This is from a talk by Edsger W. Dijkstra, "How Computing Science created a new mathematical style", 4 March 1990:
Almost all formalisms used daily by the classical mathematician are at least ambiguous. But that does not hurt the classical mathematician because he does nothing with a formula without interpreting it and part of his professional competence consists in subconsciously rejecting all unintended interpretations. (If you show him
sin($\alpha+\beta$) versus sin(s+i+n)
it depends on his sense of humour whether he is amused.) The manipulation of uninterpreted formulae requires unambiguous formalisms [...]
Tragically, I am not quite sure what is so funny. Concatenating three English letters together with plus signs to make a function name is amusing I suppose, but I get the feeling there is more going on here, and I am not able to put it into words.

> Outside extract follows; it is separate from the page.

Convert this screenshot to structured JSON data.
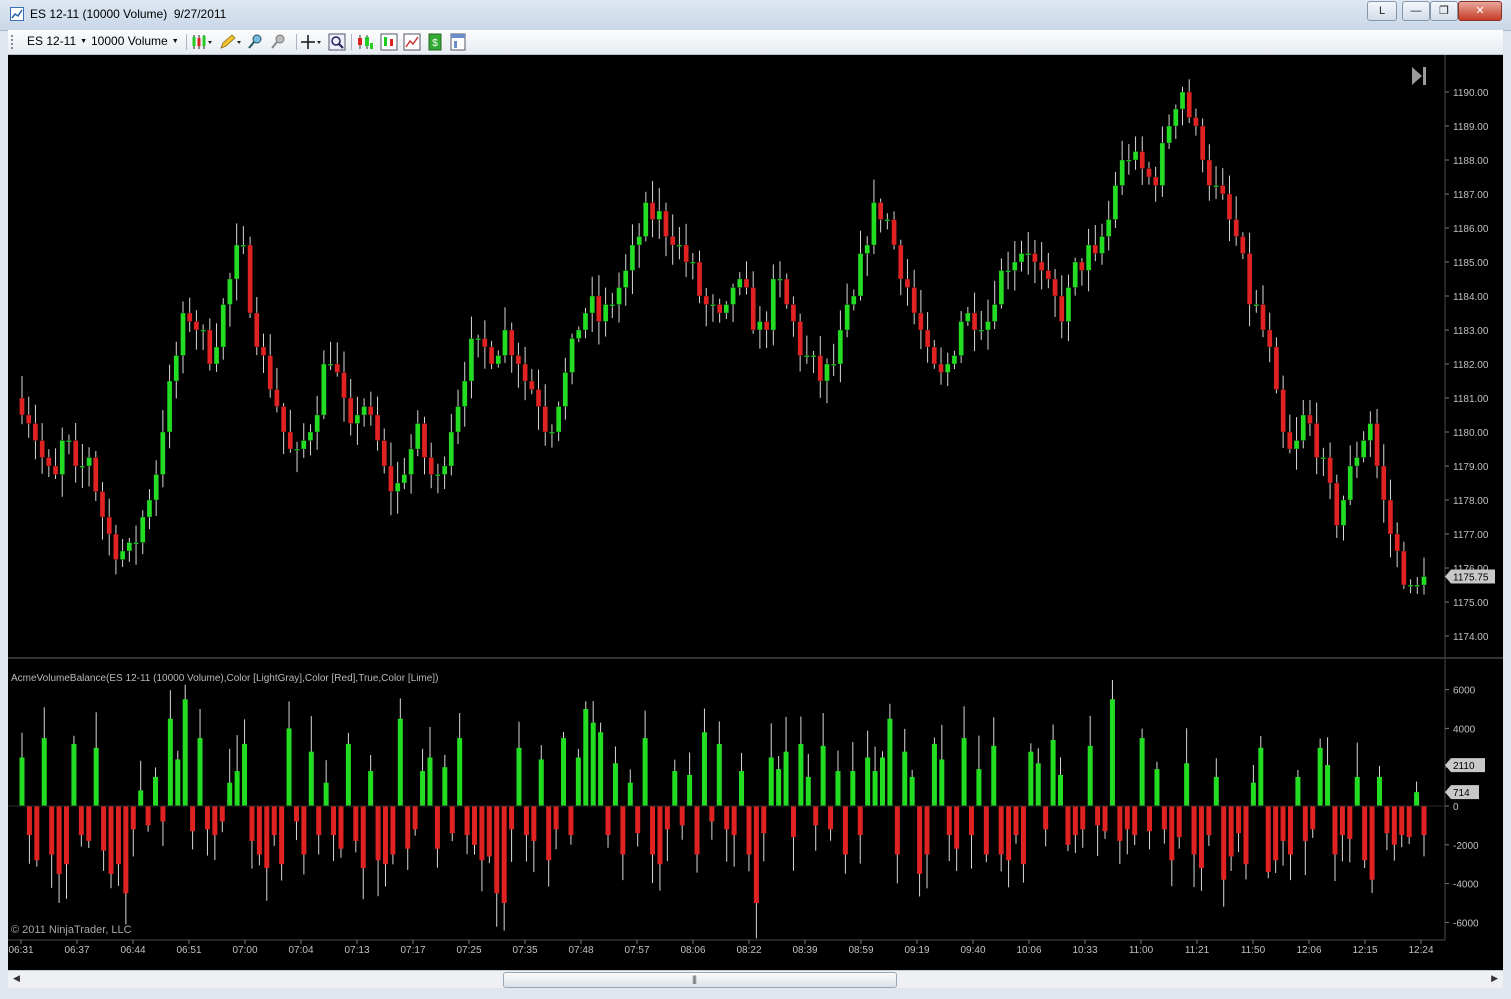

Is anyone able to explain these expressions, and why they could be considered humorous?